▶ ABOUT THIS EXERCISE
Print the data that follows again, keeping every line exact.

▶ EXTRACTED ENTRIES
§ §

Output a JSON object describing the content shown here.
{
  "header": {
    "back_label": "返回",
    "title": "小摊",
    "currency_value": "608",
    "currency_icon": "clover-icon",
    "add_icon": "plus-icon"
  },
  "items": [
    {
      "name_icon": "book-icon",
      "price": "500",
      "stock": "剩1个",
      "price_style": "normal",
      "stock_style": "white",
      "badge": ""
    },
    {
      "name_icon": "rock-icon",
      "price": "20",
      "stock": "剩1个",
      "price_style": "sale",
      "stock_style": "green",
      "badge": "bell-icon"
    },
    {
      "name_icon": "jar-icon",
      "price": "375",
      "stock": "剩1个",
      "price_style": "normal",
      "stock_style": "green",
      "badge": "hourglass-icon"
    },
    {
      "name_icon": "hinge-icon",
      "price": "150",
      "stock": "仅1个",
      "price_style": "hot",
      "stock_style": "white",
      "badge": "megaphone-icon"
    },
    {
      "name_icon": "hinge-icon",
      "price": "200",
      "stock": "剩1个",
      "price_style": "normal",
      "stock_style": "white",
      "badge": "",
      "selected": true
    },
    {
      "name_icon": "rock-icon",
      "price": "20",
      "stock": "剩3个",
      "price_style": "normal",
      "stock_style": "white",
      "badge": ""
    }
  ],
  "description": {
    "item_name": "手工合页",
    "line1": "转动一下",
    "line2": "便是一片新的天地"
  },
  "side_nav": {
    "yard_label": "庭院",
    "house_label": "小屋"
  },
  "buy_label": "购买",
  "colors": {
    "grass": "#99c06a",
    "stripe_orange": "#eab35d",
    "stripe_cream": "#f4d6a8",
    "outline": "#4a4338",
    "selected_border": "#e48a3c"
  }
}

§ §

▶ REPLY TO THE TASK
Output a JSON object describing the content shown here.
{
  "header": {
    "back_label": "返回",
    "title": "小摊",
    "currency_value": "608",
    "currency_icon": "clover-icon",
    "add_icon": "plus-icon"
  },
  "items": [
    {
      "name_icon": "book-icon",
      "price": "500",
      "stock": "剩1个",
      "price_style": "normal",
      "stock_style": "white",
      "badge": ""
    },
    {
      "name_icon": "rock-icon",
      "price": "20",
      "stock": "剩1个",
      "price_style": "sale",
      "stock_style": "green",
      "badge": "bell-icon"
    },
    {
      "name_icon": "jar-icon",
      "price": "375",
      "stock": "剩1个",
      "price_style": "normal",
      "stock_style": "green",
      "badge": "hourglass-icon"
    },
    {
      "name_icon": "hinge-icon",
      "price": "150",
      "stock": "仅1个",
      "price_style": "hot",
      "stock_style": "white",
      "badge": "megaphone-icon"
    },
    {
      "name_icon": "hinge-icon",
      "price": "200",
      "stock": "剩1个",
      "price_style": "normal",
      "stock_style": "white",
      "badge": "",
      "selected": true
    },
    {
      "name_icon": "rock-icon",
      "price": "20",
      "stock": "剩3个",
      "price_style": "normal",
      "stock_style": "white",
      "badge": ""
    }
  ],
  "description": {
    "item_name": "手工合页",
    "line1": "转动一下",
    "line2": "便是一片新的天地"
  },
  "side_nav": {
    "yard_label": "庭院",
    "house_label": "小屋"
  },
  "buy_label": "购买",
  "colors": {
    "grass": "#99c06a",
    "stripe_orange": "#eab35d",
    "stripe_cream": "#f4d6a8",
    "outline": "#4a4338",
    "selected_border": "#e48a3c"
  }
}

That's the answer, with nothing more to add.